>>>>

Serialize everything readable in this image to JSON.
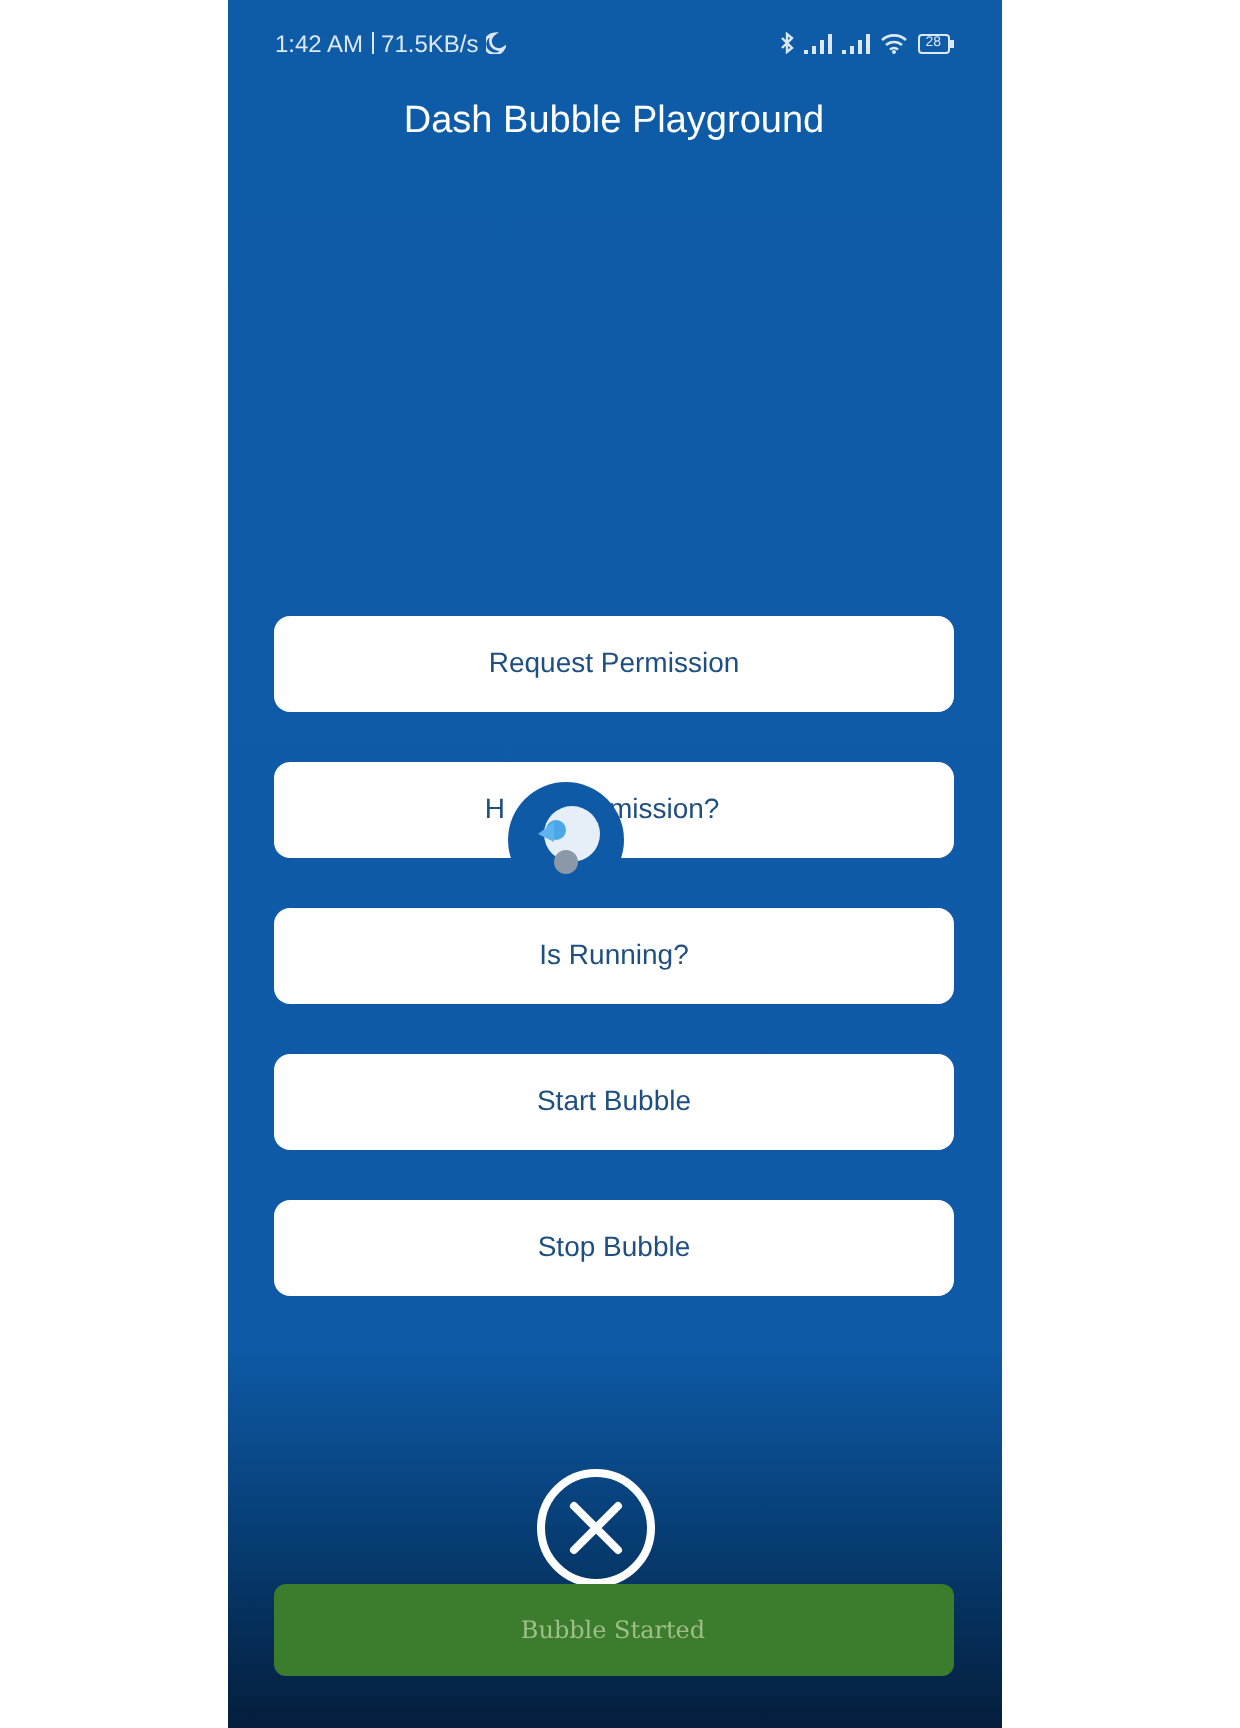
{
  "status_bar": {
    "time": "1:42 AM",
    "speed": "71.5KB/s",
    "battery": "28"
  },
  "app_bar": {
    "title": "Dash Bubble Playground"
  },
  "buttons": [
    {
      "kind": "plain",
      "label": "Request Permission"
    },
    {
      "kind": "covered",
      "label_before": "H",
      "label_after": "mission?"
    },
    {
      "kind": "plain",
      "label": "Is Running?"
    },
    {
      "kind": "plain",
      "label": "Start Bubble"
    },
    {
      "kind": "plain",
      "label": "Stop Bubble"
    }
  ],
  "snackbar": {
    "message": "Bubble Started"
  }
}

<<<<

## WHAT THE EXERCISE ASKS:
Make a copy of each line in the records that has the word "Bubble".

## WRITTEN ANSWER:
    "title": "Dash Bubble Playground"
      "label": "Start Bubble"
      "label": "Stop Bubble"
    "message": "Bubble Started"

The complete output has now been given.